Did We Just See the Last Gold Stock Dip?

By: Michael Swanson | Mon, May 14, 2007
Print Email

I've been talking for several weeks now about an approaching new bull run in gold stocks. Gold stocks have been consolidating in a long sideways trading range for over a year now. Once they breakout of this range they will begin a new upleg in their bull market - one that will drive the XAU up over 50% and many gold stocks to triple digit returns.

On Thursday gold fell over $16 an ounce to fall below its May low while gold stocks as a whole held their May lows, strengthening the positive divergence between the stocks and the metal since the May low in the XAU.

This is important, because in all previous corrections over the past year gold stocks fell harder than gold. Either the XAU/gld ratio would fall ahead of gold falling, as the gold stocks led the metal down, or else gold stocks would simply fall more than gold. If you recall during these times after gold stocks dumped I'd say we'd need to see gold catch up with the drop in the metal to be able to call a bottom.

Well on Thursday something different happened. While gold fell over $16 in one day the XAU/gld and HUI/gld ratios didn't breakdown and on Friday they actually began to turn up a bit. Gold stocks shrugged off a $16 plus point drop in gold.

This is something we have not seen them do in over a year. You can see in the chart above where I compare the three most recent gold stock drops and the action in the XAU/gld ratio. You can see the trend for yourself.

If this action continues over the next 72 hours than I think a gold stock breakout will indeed occur before this month is over. My article about gold bears having "two weeks to live" last week will end up being their final warning. Gold shorts will scramble to cover their positions.

Right now the XAU has resistance at 143 and support at 136.75. If it tests 143 this week it will be as sure of a thing as you can get in the stock market that its going to breakout this month.

One thing that has me so bullish about gold stocks is the fact that the 200-day bollinger bands are coming closer together on the XAU than they have been ever since I started to follow gold stocks in 2002. The 200-day bollinger bands measure the long-term volatility of a stock or index and when they come together it means that a trend of long-term consolidation is about to end and a new long-term trend is about to begin. We seen this happen in 2005, 2003, and 2002 in gold stocks and each time it did a huge new uplegs in the gold bull market occurred. The fact that the bollinger bands are more narrow than they were during those times suggests that the next upleg may dwarf the previous ones.

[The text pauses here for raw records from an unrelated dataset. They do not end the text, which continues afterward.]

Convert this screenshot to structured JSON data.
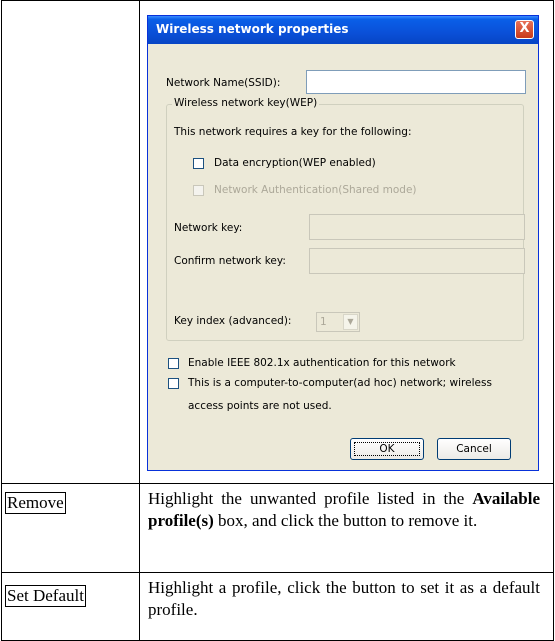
{
  "dialog": {
    "title": "Wireless network properties",
    "close_label": "X",
    "ssid_label": "Network Name(SSID):",
    "ssid_value": "",
    "group_title": "Wireless network key(WEP)",
    "requires_text": "This network requires a key for the following:",
    "data_encryption_label": "Data encryption(WEP enabled)",
    "network_auth_label": "Network Authentication(Shared mode)",
    "network_key_label": "Network key:",
    "confirm_key_label": "Confirm network key:",
    "key_index_label": "Key index (advanced):",
    "key_index_value": "1",
    "ieee_label": "Enable IEEE 802.1x authentication for this network",
    "adhoc_label_line1": "This is a computer-to-computer(ad hoc) network; wireless",
    "adhoc_label_line2": "access points are not used.",
    "ok_label": "OK",
    "cancel_label": "Cancel"
  },
  "rows": [
    {
      "button_label": "Remove",
      "desc_before": "Highlight the unwanted profile listed in the ",
      "desc_bold": "Available profile(s)",
      "desc_after": " box, and click the button to remove it."
    },
    {
      "button_label": "Set Default",
      "desc_text": "Highlight a profile, click the button to set it as a default profile."
    }
  ]
}
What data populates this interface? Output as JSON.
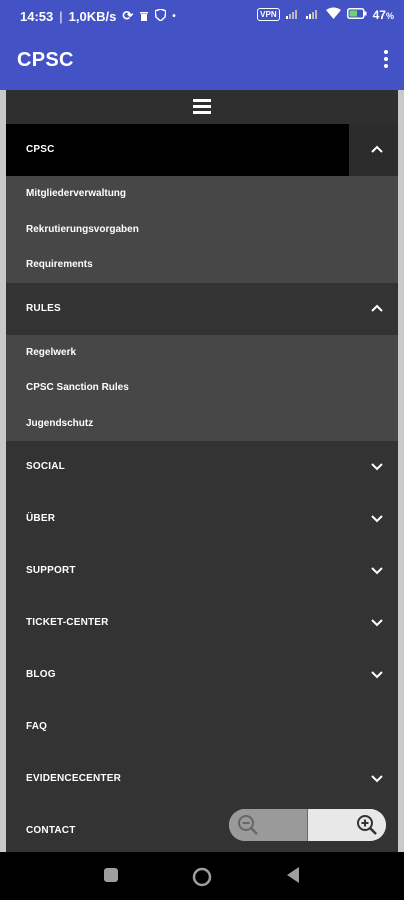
{
  "status_bar": {
    "time": "14:53",
    "network_speed": "1,0KB/s",
    "vpn_label": "VPN",
    "battery": "47"
  },
  "app_bar": {
    "title": "CPSC"
  },
  "menu": {
    "sections": [
      {
        "label": "CPSC",
        "expanded": true,
        "items": [
          "Mitgliederverwaltung",
          "Rekrutierungsvorgaben",
          "Requirements"
        ]
      },
      {
        "label": "RULES",
        "expanded": true,
        "items": [
          "Regelwerk",
          "CPSC Sanction Rules",
          "Jugendschutz"
        ]
      },
      {
        "label": "SOCIAL",
        "expanded": false
      },
      {
        "label": "ÜBER",
        "expanded": false
      },
      {
        "label": "SUPPORT",
        "expanded": false
      },
      {
        "label": "TICKET-CENTER",
        "expanded": false
      },
      {
        "label": "BLOG",
        "expanded": false
      },
      {
        "label": "FAQ",
        "expanded": false
      },
      {
        "label": "EVIDENCECENTER",
        "expanded": false
      },
      {
        "label": "CONTACT",
        "expanded": false
      }
    ]
  },
  "colors": {
    "app_bar": "#4352c4",
    "menu_bg": "#333333",
    "submenu_bg": "#474747"
  }
}
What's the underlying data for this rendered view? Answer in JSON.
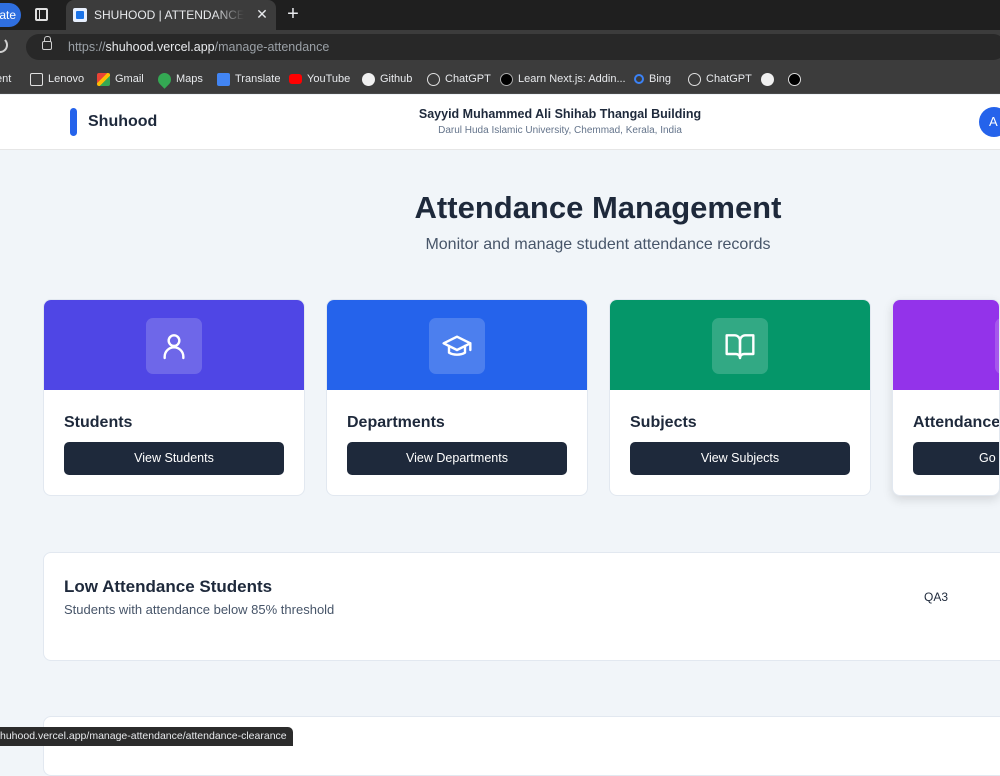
{
  "browser": {
    "update_label": "ate",
    "tab_title": "SHUHOOD | ATTENDANCE APPLICATION",
    "tab_close": "✕",
    "new_tab": "+",
    "url_scheme": "https://",
    "url_host": "shuhood.vercel.app",
    "url_path": "/manage-attendance",
    "bookmarks": [
      {
        "label": "ent",
        "icon": "folder-icon"
      },
      {
        "label": "Lenovo",
        "icon": "folder-icon"
      },
      {
        "label": "Gmail",
        "icon": "gmail-icon"
      },
      {
        "label": "Maps",
        "icon": "maps-icon"
      },
      {
        "label": "Translate",
        "icon": "translate-icon"
      },
      {
        "label": "YouTube",
        "icon": "youtube-icon"
      },
      {
        "label": "Github",
        "icon": "github-icon"
      },
      {
        "label": "ChatGPT",
        "icon": "chatgpt-icon"
      },
      {
        "label": "Learn Next.js: Addin...",
        "icon": "nextjs-icon"
      },
      {
        "label": "Bing",
        "icon": "bing-icon"
      },
      {
        "label": "ChatGPT",
        "icon": "chatgpt-icon"
      },
      {
        "label": "",
        "icon": "github-icon"
      },
      {
        "label": "",
        "icon": "vercel-icon"
      }
    ],
    "status_url": "huhood.vercel.app/manage-attendance/attendance-clearance"
  },
  "header": {
    "logo": "Shuhood",
    "building": "Sayyid Muhammed Ali Shihab Thangal Building",
    "university": "Darul Huda Islamic University, Chemmad, Kerala, India",
    "avatar_initial": "A"
  },
  "main": {
    "title": "Attendance Management",
    "subtitle": "Monitor and manage student attendance records",
    "cards": [
      {
        "title": "Students",
        "button": "View Students",
        "icon": "user-icon",
        "color": "#4f46e5"
      },
      {
        "title": "Departments",
        "button": "View Departments",
        "icon": "graduation-cap-icon",
        "color": "#2563eb"
      },
      {
        "title": "Subjects",
        "button": "View Subjects",
        "icon": "book-open-icon",
        "color": "#059669"
      },
      {
        "title": "Attendance C",
        "button": "Go T",
        "icon": "clipboard-icon",
        "color": "#9333ea"
      }
    ],
    "low_attendance": {
      "title": "Low Attendance Students",
      "subtitle": "Students with attendance below 85% threshold",
      "tag": "QA3"
    }
  }
}
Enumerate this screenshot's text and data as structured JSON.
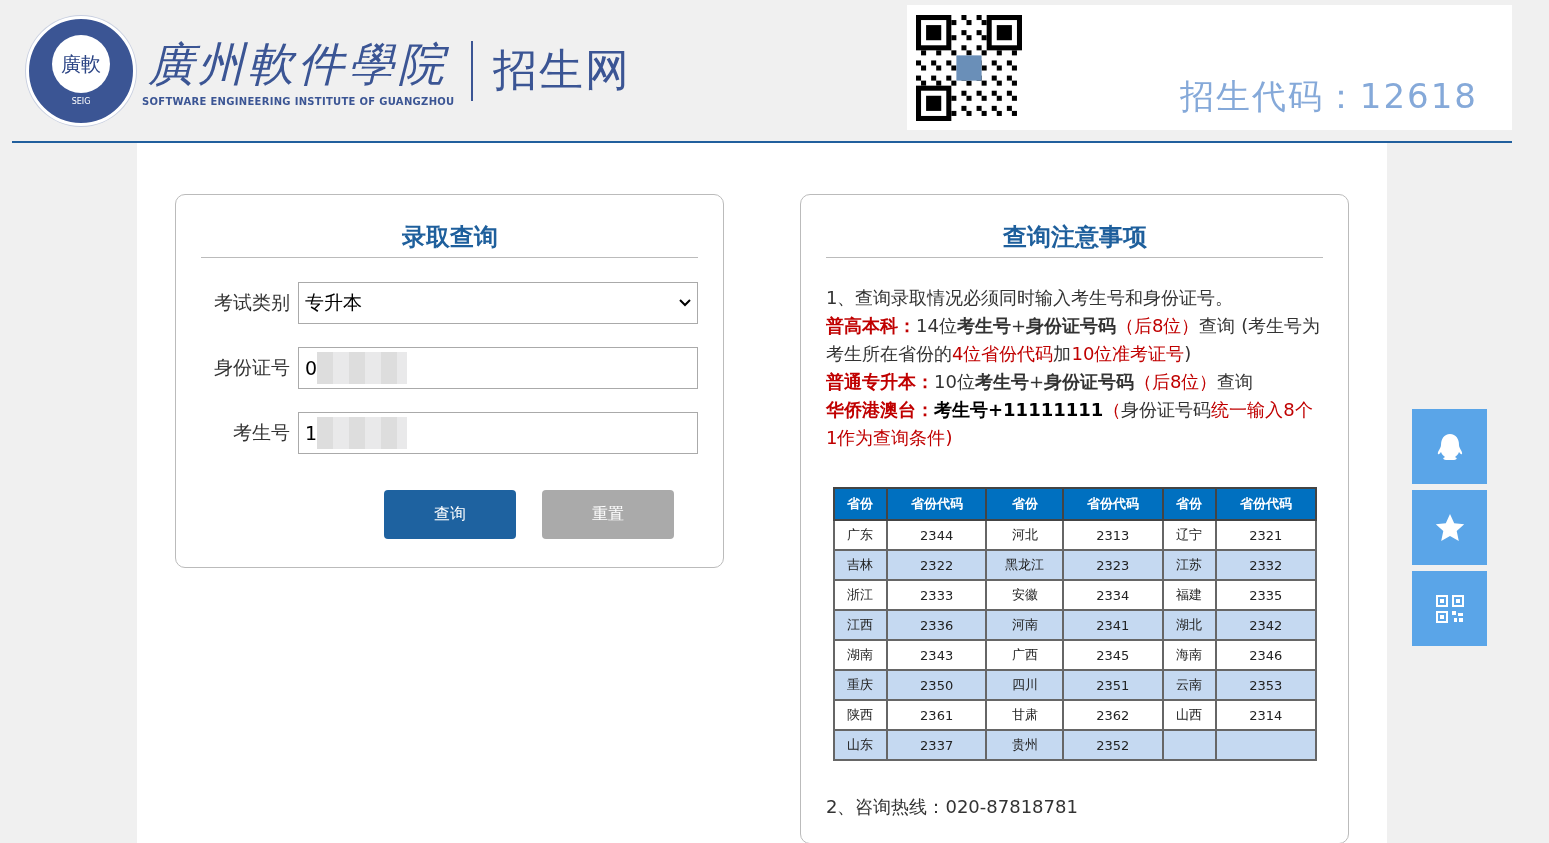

While the 200-day bollinger bands are narrowing, the 200-day bollinger bands on the dollar narrowed earlier this year and are now starting to expand again. This suggests that another down leg to the dollar bear market is developing. I see the dollar testing its 80 dollar 30-year support level within the next six weeks - and if that is broken gold stocks will go totally nuts to the upside.

To find out what gold stocks Swanson is buying now join his free weekly gold report. Start now: http://www.wallstreetwindow.com/weeklygold.htm



Michael Swanson

Author: Michael Swanson

Michael Swanson,

WallStreetWindow does not represent the accuracy nor does it warranty the accuracy, completeness or timeliness of the statements made on its web site or in its email alerts. The information provided should therefore be used as a basis for continued, independent research into a security referenced on WallStreetWindow so that the Subscriber forms his or her own opinion regarding any investment in a security mentioned by WallStreetWindow. The Subscriber therefore agrees that he or she alone bears complete responsibility for their own investment research and decisions. We are not and do not represent ourselves to be a registered investment adviser or advisory firm or company. You should consult a qualified financial advisor or stock broker before making any investment decision and to help you evaluate any information you may receive from WallStreetWindow.

Consequently, the Subscriber understands and agrees that by using any of the WallStreetWindow services, either directly or indirectly, TimingWallStreet, Inc. shall not be liable to anyone for any loss, injury or damage resulting from the use of or information attained from WallStreetWindow.

Copyright © 2004-2016 Michael Swanson

All Images, XHTML Renderings, and Source Code Copyright © Safehaven.com